I’ve never experienced a hurricane, but it sure feels like I’m in the eye of the storm. A few months ago, the coronavirus, more specifically COVID-19, was the last thing on my mind. Now I can’t go a day without hearing about its staggering effects on the world. As a biology student I am intimately familiar with virology and diseases; I’ve always been fascinated by learning about past pandemics, but I never could have imagined that I would be living in the middle of one.
Moving abroad during a pandemic
I moved to Taiwan at the beginning of February, when the rest of the world was watching the pandemic rapidly unfold from a safe distance. My loved ones were worried about my travels to the "red zone," but I brushed off their concerns, trusting that the virus would fade as quickly as it had appeared. I had been planning my study abroad semester for more than a year, and I wasn't about to let the fear of an unknown virus get in the way of my adventure.
My loved ones were worried about my travels to the "red zone," but I brushed off their concerns.

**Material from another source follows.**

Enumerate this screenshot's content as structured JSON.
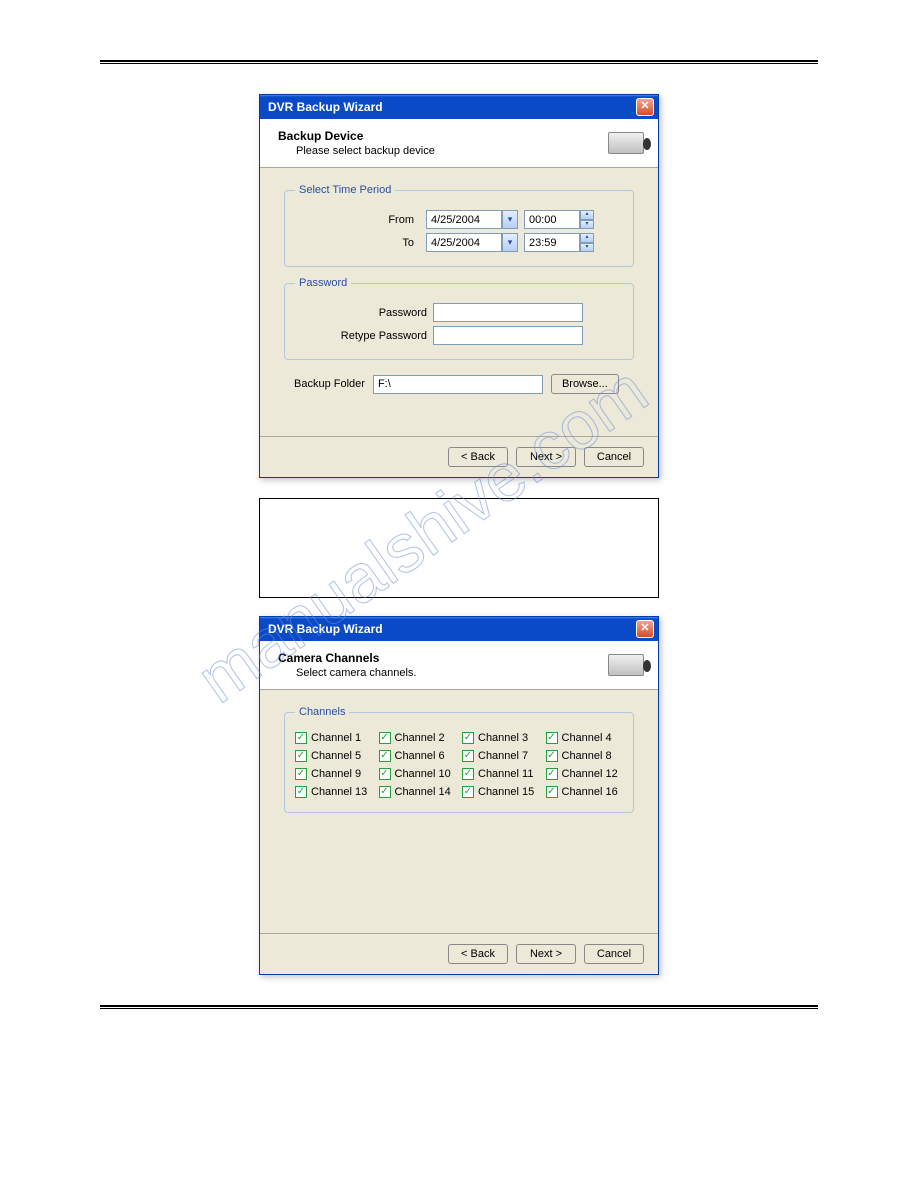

I had been planning my study abroad semester for over a year, and I wasn’t about to let the fear of an unknown virus get in the way of my adventure.
Since the moment I arrived in Taipei, a surgical mask has become the most important component of my wardrobe. It was unnerving at first to see everyone around me with their faces covered up, but I quickly adapted. Instead of relying on a smile to convey a silent apology or greeting, I have learned to bow my head and lower my gaze, as is the custom here. I wash my hands religiously and never leave my dorm without hand sanitizer. I have also perfected the art of fitting my mask so that my breath doesn’t fog up my glasses. As I am not a citizen of Taiwan and don’t have an ARC (Alien Resident Certificate), I have not been able to buy masks here. Luckily, since I was aware of the shortages of surgical masks and disinfectants beforehand, I stocked up before my departure.
How everyday life has changed in Taiwan
Taiwan is a haven in the centre of a viral typhoon. Compared to other parts of the world, we have experienced relatively few interruptions to daily life, and Taiwanese citizens are calm and respectful when it comes to dealing with the virus. Masks are rationed by the government, and groceries and toilet paper are in ample supply. People go to work, students attend their classes, and businesses remain open. However, extra precautions are taken on all fronts. Most people wear masks in public, and this practice has become mandatory in medical institutions and on inter-city transportation.
Besides the adjustments to my personal style and hygiene, the first major development that affected my studies abroad was the postponement of the academic semester by two weeks. I relished this extra vacation time, but it introduced an element of uncertainty that has only intensified as the semester progressed. Most businesses check your temperature and disinfect your hands with alcohol before allowing you entry, and my university is no different. Every day is a gamble to see whether your temperature is low enough to attend class. Within the first week of school, building access was restricted to one entrance where a staff member measures your temperature and gives you a sticker to show that you have been cleared for the day. You can show this sticker at the entrance of other buildings on campus to skip the line, and you are required to have one to enter the dorms.
Recently, our campus was further restricted to only allow faculty and students entry upon presentation of a school ID card. Visitors are no longer allowed in the dorms either. Clubs and other activities have been suspended, and the gym is closed to all students who are not on a school sports team. Classes with over 100 students have been moved online, and our teachers have set up online classrooms for us in anticipation of the school being shut down.
Despite these restrictions, or maybe because of them, I am extremely grateful to be here. I don’t take the privilege of being able to attend school in this chaotic time for granted. How can I complain about having to wake up for my 8 o’clock Chinese class when I know that next week I may not even be able to leave my room? Thankfully, my fellow exchange students and I are safe in Taiwan; we are young and healthy and living alone, and our primary concern is for our families back at home.
Why I decided to stay overseas
Despite these realities, many international students have returned home due to pressure from their home institutions and limited travel options. I was encouraged to come home by my university and the federal government only two weeks into the school year. At that point I would have lost a semester in my education and thousands of dollars in tuition, living expenses and plane tickets. I would have also been kept in mandatory quarantine for two weeks, followed by self-isolation in a country that is on lockdown. But I am currently in one of the safest places in the world, on the adventure of a lifetime in a country that I have fallen hopelessly in love with. So, I decided to stay. It’s very possible that I will not be able to come home at the end of my semester, and in such a case I plan on applying to extend my stay abroad. It’s unnerving, not knowing when or if I will be able to see my family and friends again, but I am optimistic about the combined forces of Earth’s inhabitants.
In the meantime, I am making the most of my time here. I have grown closer to the international students that remain, as well as my Taiwanese friends who have been a tremendous support in these confusing times. We are still here, we are grateful, and we are doing our best to keep each other safe.Add this article to your reading list